The common law addressing SLAPPs does not necessarily address the concerns in the manner that anti‑SLAPP legislation is designed. Under the common law it is still necessary to demonstrate that a claim is devoid of merit and has no chance of success. It sets a higher bar for addressing SLAPPs.

In Quebec, under section 54.1 of the Code of Civil Procedure, a SLAPP may be found where a claim or action is brought in bad faith or a party uses a procedure that is excessive or unreasonable if it is an attempt to defeat justice, notably through restricting freedom of expression in public debate.

Based on this criteria, the court may on its own or after submissions by the parties, declare a claim improper.  

Similarly, Bill 83’s proposed amendments to the Courts of Justice Act stated that where a proceeding related to a matter of public interest does not have substantial merit and there is no valid defence to the proceeding, a defendant could bring a motion to have the proceeding dismissed. 

Neither the Quebec Code of Civil Procedure nor Bill 83 requires a party to demonstrate that the claim should be dismissed prior to obtaining an award of special costs. The analysis of whether the lawsuit is designed to chill public debate forms an essential part of whether the lawsuit should be dismissed. In contrast, the common law only considers whether the lawsuit is geared towards chilling public participation when deciding on whether special costs should be awarded once the lawsuit is dismissed.

As found by the Anti‑SLAPP Advisory Panel in its report to the Attorney General of Ontario in 2010, although rules of civil procedure addressing issues such as abuse of process and frivolous and vexatious lawsuits are useful in ordinary cases, they do not address the specific concerns around chilling public debate that SLAPPs raise. The Advisory Panel found that “threats of lawsuits for speaking out on matters of public interest, combined with the number of actual lawsuits, deter significant numbers of people from participating in discussion on such matters.”

Legal proceedings are costly and can be untenable for individuals or organizations actively involved in public debate. Anti‑SLAPP legislation provides a mechanism to protect this kind of debate from being silenced by allowing courts to dismiss cases aimed at stifling freedom of expression in the public interest. In Ontario, the provincial government came close to affording this kind of protection, and will hopefully continue to recognize the importance of this legislation in creating a space for public debate.

Iler Campbell LLP is a law firm serving co-ops, not-for-profits, charities and socially-minded small business and individuals in Ontario.

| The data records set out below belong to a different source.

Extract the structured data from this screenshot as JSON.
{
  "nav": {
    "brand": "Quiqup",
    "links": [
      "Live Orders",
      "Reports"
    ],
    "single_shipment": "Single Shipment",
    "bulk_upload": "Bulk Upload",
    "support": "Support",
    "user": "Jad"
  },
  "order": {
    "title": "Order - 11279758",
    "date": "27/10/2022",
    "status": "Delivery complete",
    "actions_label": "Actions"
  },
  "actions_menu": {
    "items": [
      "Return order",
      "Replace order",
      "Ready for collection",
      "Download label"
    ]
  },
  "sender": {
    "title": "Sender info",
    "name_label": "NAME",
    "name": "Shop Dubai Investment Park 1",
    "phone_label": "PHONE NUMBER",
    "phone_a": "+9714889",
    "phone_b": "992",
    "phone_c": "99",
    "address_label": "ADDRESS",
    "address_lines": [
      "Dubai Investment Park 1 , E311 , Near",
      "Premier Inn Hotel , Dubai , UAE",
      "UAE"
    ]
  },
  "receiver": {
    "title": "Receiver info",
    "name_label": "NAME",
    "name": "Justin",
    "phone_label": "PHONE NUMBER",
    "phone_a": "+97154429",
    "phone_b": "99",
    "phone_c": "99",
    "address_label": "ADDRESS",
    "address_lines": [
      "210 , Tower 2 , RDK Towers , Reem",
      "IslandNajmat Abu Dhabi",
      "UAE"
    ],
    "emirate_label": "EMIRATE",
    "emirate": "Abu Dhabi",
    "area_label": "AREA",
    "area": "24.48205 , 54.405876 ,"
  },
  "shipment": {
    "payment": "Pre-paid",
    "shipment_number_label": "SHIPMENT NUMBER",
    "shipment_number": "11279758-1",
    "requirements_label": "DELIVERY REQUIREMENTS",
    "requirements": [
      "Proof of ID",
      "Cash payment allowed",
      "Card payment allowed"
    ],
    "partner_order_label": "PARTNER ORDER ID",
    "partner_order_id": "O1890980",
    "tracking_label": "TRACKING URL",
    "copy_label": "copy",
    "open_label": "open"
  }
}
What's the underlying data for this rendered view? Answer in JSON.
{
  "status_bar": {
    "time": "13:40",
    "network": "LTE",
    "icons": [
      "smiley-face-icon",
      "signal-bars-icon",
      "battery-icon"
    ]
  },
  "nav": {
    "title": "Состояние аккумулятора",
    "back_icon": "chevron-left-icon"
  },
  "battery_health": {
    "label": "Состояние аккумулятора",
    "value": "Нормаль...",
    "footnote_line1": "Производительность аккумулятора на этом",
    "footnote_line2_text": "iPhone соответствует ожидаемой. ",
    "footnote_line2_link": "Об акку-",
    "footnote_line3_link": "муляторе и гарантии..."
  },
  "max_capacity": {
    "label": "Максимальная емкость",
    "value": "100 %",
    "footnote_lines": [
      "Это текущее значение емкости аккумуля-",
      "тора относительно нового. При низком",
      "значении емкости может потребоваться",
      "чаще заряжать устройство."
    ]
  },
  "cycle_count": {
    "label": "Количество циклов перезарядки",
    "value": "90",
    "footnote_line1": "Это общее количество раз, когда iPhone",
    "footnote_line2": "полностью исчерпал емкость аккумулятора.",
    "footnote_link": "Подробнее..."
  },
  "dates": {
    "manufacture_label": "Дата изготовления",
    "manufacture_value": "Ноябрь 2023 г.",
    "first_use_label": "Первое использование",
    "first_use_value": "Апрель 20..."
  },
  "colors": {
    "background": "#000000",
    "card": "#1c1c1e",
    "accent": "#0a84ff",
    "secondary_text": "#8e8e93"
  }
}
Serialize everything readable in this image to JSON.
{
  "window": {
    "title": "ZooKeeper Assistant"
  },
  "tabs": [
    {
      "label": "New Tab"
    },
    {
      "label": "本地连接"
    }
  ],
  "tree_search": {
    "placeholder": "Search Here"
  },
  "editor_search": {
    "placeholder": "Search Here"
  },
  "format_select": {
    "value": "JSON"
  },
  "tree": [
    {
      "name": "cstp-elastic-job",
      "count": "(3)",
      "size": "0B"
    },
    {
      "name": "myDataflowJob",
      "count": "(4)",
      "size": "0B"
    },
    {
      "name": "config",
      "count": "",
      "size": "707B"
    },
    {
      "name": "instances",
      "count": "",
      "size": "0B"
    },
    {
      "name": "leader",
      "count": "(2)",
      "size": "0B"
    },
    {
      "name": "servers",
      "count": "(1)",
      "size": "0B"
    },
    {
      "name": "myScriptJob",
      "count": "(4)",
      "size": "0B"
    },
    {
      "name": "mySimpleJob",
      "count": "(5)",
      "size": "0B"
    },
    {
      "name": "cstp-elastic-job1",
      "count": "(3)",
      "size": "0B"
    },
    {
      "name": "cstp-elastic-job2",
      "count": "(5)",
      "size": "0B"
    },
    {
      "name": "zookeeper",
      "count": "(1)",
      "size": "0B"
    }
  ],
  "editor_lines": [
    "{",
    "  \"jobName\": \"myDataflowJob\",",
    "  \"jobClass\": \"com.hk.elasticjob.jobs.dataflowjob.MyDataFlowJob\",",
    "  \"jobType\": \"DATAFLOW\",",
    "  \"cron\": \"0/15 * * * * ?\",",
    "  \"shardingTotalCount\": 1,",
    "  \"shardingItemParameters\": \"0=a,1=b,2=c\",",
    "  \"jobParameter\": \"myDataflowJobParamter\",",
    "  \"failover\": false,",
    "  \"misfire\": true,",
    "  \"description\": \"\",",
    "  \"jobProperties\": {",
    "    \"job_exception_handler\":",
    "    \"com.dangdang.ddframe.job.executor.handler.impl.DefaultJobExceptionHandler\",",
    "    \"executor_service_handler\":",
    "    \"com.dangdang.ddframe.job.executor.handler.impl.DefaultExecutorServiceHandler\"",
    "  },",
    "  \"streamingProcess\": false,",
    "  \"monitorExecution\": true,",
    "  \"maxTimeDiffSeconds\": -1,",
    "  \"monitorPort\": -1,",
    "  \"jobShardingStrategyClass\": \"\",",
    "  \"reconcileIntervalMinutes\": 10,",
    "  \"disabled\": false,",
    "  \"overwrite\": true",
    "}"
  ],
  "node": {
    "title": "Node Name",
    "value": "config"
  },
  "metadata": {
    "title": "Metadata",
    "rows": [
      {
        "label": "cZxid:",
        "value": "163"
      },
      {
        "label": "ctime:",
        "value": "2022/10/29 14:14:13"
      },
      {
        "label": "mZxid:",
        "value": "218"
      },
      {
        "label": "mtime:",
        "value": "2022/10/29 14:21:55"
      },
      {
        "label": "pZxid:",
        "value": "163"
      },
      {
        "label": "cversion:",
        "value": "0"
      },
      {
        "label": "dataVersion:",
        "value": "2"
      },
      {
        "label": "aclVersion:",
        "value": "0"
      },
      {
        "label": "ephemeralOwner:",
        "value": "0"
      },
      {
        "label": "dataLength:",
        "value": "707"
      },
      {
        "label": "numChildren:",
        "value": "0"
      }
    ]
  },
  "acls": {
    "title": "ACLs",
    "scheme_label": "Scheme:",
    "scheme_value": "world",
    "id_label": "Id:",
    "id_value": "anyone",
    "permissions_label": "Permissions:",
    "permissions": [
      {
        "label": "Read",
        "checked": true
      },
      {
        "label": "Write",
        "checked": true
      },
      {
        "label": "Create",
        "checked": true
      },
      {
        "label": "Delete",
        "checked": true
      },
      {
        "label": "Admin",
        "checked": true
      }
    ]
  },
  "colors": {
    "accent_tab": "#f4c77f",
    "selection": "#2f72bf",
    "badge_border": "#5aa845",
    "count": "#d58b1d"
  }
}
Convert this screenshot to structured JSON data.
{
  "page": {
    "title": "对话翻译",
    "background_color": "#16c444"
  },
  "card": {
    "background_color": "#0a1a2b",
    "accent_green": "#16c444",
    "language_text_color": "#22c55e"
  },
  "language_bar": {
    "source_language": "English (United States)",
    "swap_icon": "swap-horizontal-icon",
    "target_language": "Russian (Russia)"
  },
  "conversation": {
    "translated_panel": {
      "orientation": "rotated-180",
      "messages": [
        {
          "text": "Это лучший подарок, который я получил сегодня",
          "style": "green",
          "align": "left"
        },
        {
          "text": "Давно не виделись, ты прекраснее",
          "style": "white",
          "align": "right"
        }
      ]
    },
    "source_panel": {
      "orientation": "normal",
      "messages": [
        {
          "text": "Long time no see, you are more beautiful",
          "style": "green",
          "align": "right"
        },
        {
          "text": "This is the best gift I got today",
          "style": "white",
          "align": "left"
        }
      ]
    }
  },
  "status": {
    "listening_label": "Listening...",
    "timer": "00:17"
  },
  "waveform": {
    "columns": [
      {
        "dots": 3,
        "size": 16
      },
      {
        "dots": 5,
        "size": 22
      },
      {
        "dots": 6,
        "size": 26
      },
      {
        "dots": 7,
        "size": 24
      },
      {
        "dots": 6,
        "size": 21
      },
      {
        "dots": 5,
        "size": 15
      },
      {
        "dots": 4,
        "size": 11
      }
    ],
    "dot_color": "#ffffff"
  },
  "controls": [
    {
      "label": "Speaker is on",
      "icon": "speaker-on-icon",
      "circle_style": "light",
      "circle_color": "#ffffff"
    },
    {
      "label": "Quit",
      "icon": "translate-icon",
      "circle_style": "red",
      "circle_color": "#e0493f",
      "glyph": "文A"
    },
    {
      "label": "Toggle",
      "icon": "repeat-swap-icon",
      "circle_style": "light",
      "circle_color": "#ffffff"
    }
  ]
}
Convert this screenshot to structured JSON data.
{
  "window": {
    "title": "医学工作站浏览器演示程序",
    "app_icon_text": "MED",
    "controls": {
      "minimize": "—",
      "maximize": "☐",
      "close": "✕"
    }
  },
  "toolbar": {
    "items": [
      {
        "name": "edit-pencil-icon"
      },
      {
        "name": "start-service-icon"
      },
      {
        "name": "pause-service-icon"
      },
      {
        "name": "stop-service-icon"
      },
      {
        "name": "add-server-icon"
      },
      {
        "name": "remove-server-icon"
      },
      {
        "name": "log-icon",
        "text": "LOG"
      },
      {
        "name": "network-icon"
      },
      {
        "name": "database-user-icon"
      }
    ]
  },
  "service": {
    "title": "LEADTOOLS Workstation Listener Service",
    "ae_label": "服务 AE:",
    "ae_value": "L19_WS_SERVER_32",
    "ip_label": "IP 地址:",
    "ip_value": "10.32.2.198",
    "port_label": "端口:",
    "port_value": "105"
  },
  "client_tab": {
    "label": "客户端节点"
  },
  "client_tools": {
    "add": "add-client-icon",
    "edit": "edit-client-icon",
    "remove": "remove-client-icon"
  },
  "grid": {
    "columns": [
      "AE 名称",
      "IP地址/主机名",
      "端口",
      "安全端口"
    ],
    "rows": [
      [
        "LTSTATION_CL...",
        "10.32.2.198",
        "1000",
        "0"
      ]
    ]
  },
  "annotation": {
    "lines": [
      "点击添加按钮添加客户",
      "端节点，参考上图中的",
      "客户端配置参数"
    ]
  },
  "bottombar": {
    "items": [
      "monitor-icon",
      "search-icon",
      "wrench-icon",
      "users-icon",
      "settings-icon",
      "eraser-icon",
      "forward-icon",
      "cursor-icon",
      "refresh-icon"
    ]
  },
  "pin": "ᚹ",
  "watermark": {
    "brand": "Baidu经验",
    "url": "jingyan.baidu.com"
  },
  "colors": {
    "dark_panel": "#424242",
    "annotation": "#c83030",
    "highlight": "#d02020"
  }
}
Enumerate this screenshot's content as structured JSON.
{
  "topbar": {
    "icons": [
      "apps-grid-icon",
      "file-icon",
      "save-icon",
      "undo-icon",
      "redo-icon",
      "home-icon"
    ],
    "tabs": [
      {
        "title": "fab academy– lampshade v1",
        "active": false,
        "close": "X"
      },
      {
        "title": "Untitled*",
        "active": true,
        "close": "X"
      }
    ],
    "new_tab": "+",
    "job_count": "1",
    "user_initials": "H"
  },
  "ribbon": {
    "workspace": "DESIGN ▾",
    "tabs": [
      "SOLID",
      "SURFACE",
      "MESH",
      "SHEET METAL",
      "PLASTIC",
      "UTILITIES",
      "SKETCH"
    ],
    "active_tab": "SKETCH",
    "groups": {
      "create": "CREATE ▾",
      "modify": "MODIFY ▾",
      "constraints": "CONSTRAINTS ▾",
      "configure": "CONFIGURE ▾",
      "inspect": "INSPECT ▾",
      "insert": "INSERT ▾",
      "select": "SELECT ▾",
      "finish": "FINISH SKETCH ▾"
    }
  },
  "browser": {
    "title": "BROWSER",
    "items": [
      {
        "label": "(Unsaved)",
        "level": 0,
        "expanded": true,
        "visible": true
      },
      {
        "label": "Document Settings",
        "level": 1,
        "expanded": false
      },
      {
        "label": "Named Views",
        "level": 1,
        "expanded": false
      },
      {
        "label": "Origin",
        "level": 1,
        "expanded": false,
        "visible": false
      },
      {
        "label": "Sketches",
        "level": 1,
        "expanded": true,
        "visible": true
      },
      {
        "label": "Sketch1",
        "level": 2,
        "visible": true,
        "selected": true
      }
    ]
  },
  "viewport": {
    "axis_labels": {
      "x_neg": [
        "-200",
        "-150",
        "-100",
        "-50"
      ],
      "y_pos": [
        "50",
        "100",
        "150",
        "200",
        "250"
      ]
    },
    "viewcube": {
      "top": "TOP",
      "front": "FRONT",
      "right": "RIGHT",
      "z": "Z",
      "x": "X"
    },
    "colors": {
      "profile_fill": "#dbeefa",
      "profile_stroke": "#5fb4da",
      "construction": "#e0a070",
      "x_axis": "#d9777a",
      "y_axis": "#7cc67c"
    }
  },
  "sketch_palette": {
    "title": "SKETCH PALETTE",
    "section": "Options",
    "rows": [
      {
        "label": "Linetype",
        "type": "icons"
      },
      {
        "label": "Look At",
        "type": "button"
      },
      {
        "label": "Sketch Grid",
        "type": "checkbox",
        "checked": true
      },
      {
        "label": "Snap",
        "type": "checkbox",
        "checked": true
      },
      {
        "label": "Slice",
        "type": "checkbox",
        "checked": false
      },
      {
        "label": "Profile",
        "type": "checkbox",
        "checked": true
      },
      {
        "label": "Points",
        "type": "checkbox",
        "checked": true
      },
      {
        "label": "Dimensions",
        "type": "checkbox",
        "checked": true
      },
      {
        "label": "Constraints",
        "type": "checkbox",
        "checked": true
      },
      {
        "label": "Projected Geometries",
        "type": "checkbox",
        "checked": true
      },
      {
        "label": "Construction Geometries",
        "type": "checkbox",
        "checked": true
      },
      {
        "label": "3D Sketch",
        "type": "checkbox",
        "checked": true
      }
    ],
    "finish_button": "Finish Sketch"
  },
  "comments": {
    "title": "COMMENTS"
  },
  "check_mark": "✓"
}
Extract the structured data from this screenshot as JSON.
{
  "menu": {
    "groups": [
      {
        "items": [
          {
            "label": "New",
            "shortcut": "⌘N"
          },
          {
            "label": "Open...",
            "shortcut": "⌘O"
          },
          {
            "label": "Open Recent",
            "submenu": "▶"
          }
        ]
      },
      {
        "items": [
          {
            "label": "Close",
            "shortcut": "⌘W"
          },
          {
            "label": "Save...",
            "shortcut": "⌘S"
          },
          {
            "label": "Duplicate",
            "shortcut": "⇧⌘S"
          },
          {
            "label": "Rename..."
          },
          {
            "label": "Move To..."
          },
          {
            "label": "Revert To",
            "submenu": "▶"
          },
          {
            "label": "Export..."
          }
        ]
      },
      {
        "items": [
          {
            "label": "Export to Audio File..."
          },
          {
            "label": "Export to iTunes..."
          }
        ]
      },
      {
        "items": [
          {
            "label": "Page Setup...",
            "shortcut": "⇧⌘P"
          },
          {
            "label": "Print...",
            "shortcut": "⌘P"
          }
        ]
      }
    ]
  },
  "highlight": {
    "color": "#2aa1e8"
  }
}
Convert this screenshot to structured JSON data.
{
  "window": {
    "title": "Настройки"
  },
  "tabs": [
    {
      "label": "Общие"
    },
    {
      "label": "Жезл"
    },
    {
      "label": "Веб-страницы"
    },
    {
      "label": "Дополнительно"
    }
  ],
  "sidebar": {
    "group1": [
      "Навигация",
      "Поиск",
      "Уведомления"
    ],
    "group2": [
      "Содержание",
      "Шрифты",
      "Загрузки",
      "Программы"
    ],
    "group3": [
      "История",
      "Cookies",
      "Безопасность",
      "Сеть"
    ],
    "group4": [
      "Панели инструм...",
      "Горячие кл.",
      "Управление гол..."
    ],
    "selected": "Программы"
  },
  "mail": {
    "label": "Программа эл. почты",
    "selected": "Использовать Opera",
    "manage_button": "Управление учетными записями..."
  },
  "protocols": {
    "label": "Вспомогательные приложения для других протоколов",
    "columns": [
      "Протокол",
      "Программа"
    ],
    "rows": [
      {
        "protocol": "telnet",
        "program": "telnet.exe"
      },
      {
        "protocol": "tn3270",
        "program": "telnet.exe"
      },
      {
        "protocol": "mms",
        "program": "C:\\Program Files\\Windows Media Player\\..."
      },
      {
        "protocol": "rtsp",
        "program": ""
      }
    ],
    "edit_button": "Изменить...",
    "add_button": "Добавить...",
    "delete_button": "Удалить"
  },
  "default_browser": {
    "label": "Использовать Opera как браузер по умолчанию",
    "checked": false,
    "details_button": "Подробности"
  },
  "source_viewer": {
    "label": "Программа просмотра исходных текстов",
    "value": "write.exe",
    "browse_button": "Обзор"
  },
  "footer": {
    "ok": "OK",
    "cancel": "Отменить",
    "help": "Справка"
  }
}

Pro Bono provides legal information designed to educate and entertain readers. But legal information is not the same as legal advice — the application of law to an individual’s specific circumstances. While efforts are made to ensure the legal information provided through these columns is useful, we strongly recommend you consult a lawyer for assistance with your particular situation to obtain accurate advice.

Submit requests for future Pro Bono topics to [email protected]. Read past Pro Bono columns here.

Shelina Ali

Shelina Ali

Shelina Ali is a contributor to rabble’s Pro Bono column. Ali is a lawyer with Iler Campbell LLP where she practices in the areas of corporate law and civil litigation. She assists non-profit...

pro bono 600 BW

Pro Bono

Pro Bono is a monthly column written by lawyers and legal experts at Iler Campbell LLP that explores the murky legal waters activists regularly confront in doing their work.